Do You Want More Positive Workers? Company Culture is the Solution!
How do companies find a balance between productivity, health and employee happiness? Workers today, especially younger generations like millennials, are looking to company culture to decide where to invest their time and effort. Company culture indicates how employees are valued, what communication and collaboration styles are used and the experience companies promise workers.
According to Gallup’s State of the Global Workplace, only 33% of U.S. employees are engaged at work. If you’re facing a decrease in productivity and meaningful work, most likely, you’re experiencing disengagement. How do you solve this global issue? Culture.
Positive cultures that purposefully work to engage and support employees cultivate spaces where workers can grow, innovate and be productive. Shifting your company culture can seem daunting, but there are simple ways you can make change now.
First, establish clear, desired goals.
For a company culture to thrive, everyone (especially on the leadership team) has to be on the same page. Your organizational culture often reflects the management style at your office. Do you want a social, collaborative culture? Or a more traditional, independent culture? Either way, all workers should have a clear understanding of the company’s direction.
Next, ask what your team need to succeed. Identify which behaviors foster a positive work environment and which ones don’t. It’s up the leaders on each team to drive these changes. Their transparency and actions will encourage communication, feedback and change. Analyze the current culture and the specific aspects needed to be adapted to your new goals and values.
Second, make sure your space supports your ideas.
The design of your office impacts how your company will function. Ergonomic chairs and long-lasting desks are integral in the comfort and health of workers and support focused work, but the layout of your office is also crucial in cultural change.
Consider moving teams around to prevent motion waste and create a cohesive office flow for impromptu interactions. Groups that often work together or need similar environments to succeed should be placed together so they can collaborate easily and stay efficient. Putting the right teams together can also help with building relationships at work, another factor for positive cultures.

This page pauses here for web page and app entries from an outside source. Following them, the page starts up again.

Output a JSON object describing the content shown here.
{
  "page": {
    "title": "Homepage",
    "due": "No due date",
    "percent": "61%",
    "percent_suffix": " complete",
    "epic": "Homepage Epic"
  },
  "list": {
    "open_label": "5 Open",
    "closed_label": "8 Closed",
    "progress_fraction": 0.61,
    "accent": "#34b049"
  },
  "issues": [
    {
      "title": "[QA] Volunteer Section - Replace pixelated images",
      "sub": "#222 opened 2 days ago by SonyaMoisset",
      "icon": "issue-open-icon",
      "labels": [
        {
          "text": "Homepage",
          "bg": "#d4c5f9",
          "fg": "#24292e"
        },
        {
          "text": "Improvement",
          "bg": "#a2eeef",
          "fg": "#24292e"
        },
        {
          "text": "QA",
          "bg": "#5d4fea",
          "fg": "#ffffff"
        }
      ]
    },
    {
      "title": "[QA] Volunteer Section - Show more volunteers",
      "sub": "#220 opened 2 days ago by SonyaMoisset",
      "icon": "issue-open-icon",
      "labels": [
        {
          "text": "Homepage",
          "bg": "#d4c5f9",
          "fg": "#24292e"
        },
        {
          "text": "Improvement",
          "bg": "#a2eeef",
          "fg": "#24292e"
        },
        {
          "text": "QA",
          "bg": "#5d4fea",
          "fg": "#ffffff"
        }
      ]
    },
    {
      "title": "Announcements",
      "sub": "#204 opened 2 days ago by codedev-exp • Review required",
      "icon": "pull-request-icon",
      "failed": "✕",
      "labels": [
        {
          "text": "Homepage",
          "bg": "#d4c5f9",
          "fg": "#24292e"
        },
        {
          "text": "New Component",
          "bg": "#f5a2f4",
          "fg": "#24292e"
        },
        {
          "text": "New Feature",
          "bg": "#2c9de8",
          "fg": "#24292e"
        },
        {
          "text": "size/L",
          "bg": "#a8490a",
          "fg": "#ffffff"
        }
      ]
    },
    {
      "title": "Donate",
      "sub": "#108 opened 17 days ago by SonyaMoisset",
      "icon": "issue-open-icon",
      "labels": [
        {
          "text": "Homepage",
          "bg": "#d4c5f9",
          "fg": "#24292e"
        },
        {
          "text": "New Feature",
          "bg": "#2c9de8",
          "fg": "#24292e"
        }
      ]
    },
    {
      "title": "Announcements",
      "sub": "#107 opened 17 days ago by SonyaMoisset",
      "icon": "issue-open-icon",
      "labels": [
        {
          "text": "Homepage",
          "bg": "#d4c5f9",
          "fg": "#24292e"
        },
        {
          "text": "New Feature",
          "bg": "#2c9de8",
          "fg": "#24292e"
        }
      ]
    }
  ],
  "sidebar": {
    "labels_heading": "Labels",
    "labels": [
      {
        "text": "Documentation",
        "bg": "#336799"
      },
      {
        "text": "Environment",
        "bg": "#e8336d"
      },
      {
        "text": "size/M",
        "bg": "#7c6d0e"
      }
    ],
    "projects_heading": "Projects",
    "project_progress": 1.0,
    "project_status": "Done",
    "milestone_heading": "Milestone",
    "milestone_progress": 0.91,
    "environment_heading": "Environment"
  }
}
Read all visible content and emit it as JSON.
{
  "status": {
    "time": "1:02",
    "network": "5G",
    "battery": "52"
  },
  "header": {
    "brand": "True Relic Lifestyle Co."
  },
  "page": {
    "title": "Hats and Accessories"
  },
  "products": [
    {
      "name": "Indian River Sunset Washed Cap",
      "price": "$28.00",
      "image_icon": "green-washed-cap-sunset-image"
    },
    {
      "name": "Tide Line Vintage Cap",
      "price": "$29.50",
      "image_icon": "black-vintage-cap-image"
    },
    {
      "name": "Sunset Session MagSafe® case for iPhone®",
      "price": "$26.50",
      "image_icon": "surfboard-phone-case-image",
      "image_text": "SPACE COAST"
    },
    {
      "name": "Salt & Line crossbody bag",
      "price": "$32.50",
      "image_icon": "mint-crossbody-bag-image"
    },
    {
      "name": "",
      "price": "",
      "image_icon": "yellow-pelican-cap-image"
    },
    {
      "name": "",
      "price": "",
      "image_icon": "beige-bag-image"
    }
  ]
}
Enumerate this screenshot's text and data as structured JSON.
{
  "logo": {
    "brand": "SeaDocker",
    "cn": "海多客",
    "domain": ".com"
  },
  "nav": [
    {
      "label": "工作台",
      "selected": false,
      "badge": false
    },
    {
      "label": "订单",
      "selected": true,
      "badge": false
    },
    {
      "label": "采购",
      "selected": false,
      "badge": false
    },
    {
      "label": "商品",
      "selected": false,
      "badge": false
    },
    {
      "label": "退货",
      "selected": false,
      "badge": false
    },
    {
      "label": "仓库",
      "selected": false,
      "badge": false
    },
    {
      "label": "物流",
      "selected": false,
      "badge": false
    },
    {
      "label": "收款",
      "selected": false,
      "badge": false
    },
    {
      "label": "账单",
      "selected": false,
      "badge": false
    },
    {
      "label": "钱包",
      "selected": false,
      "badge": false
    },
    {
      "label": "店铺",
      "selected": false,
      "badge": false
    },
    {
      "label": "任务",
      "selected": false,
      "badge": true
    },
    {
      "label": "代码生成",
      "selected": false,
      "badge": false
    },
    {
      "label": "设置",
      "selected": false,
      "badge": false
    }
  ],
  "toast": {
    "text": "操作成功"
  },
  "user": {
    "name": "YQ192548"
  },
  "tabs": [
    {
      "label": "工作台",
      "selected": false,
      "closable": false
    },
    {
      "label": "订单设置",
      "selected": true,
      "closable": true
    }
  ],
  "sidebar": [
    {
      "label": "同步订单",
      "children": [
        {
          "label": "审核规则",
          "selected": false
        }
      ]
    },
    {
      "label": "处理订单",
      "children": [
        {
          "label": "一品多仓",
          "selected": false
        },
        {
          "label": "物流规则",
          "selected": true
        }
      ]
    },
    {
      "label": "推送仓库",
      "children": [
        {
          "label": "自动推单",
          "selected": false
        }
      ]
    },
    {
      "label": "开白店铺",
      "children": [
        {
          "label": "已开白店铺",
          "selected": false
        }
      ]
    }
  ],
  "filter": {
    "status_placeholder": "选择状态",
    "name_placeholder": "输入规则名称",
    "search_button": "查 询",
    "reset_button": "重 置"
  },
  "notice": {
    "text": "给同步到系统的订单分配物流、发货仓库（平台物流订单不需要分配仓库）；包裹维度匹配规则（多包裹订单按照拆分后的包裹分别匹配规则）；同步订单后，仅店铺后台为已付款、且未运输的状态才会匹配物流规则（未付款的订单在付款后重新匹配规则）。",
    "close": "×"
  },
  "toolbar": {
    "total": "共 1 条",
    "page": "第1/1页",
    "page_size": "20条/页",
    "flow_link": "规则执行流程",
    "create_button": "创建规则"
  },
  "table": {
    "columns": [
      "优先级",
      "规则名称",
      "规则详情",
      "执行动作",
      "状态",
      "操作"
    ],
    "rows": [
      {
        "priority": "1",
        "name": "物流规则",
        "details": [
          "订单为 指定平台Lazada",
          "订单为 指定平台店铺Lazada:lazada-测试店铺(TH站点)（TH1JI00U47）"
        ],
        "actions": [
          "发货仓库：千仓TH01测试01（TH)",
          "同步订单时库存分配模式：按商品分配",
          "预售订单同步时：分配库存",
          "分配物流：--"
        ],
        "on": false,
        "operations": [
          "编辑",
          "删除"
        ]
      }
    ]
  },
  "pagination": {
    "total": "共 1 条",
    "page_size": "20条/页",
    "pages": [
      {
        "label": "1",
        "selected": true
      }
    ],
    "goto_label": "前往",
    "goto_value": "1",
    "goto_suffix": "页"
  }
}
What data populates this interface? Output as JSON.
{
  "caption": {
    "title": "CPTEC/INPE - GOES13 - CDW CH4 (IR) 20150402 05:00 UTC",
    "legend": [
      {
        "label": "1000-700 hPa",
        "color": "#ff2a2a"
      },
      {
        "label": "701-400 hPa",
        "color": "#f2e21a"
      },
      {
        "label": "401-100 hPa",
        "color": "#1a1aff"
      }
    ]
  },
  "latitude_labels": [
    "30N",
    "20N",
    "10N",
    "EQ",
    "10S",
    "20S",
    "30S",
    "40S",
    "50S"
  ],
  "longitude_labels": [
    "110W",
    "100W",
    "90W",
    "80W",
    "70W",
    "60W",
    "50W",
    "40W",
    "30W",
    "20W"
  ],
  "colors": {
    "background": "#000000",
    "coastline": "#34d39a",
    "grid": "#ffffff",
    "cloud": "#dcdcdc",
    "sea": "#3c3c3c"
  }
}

The types of settings you choose to offer in your office also influence how workers interact in a space. Residential furniture creates a work environment where people feel welcome to come together and talk over ideas or projects. Space anchors like large tables encourage socializing and impromptu meetings. Small moveable tables with a single lounge chair and space boundaries like a cabinet mimics a personal workstation where people can go for quiet work, and how your pair your furniture and where it is placed in the space defines how employees work.
Then encourage workers to build relationships.
Relationships in the office are proven to support engagement, employee happiness and wellbeing. According to Gallup’s “Wellbeing: The Five Essential Elements,” 30 percent of respondents who had best friends at work were seven times more likely to be engaged at their job than the ones who didn’t. Company culture plays a big role in allowing professional relationships to grow.
Adding casual lounge settings larger furniture pieces that can accommodate more people to gather around encourages conversation and bonding, but for a team to grow stronger, leadership needs to take additional steps. Birthday celebrations, Friday lunches at a nearby restaurant and after-work activities allow people to find common interests and learn about each other in a fun setting. Becoming comfortable with one another helps people understand each other and their communication styles, which is important for collaborative projects.
Finally, keep learning how to communicate better.
Companies are always trying to improve their transparency and communication efficiently. There are conferences and books dedicated to teaching people how to talk to one another. Key communication elements can also be learned from the stage. Improvisation comedy, for example, is a performance that is completely unscripted. The actors need to lean on each other to be able to succeed. Here are some “rules” of improv comedy that can be brought into the office:
1. Learn to listen
There’s a difference between listening to understand and listening to respond. In improv comedy, if you don’t listen effectively, you can completely miss what your partner is trying to accomplish. When in a meeting, pause to make sure you’re really comprehending what the other person is telling you and what their goals are.
2. Don’t assume, talk and ask questions
In an unplanned scene, the two actors have no idea what’s going on in the other person’s head, so everything needs to be out in the open. You can’t assume the other person knows what direction you’re going in. In business, wasted time stems from mistakes made by assuming everyone is aware of what’s going on. Clear the communication lines and share.
3. Yes, and…
Negating your partner’s choices in improv leads to dead-ends in scenes. Instead of saying “no,” improvers are encouraged to agree and add on to keep the scene moving forward. Don’t feel pressured to agree with everything someone says, but using this “yes, and…” technique is helpful for a positive brainstorming session.
4. Don’t hog the spotlight
Successful scenes need at least two people. As a member of a team, make sure you’re working together to accomplish your project. Acknowledge your co workers and the work they do for the company.
Shifting an organization’s culture is a long-term effort that’s always changing. The culture that works best for you depends on your missions and vision. In order for it to succeed, the whole team needs to be on-board and willing to work for a positive, engaged environment, built for success.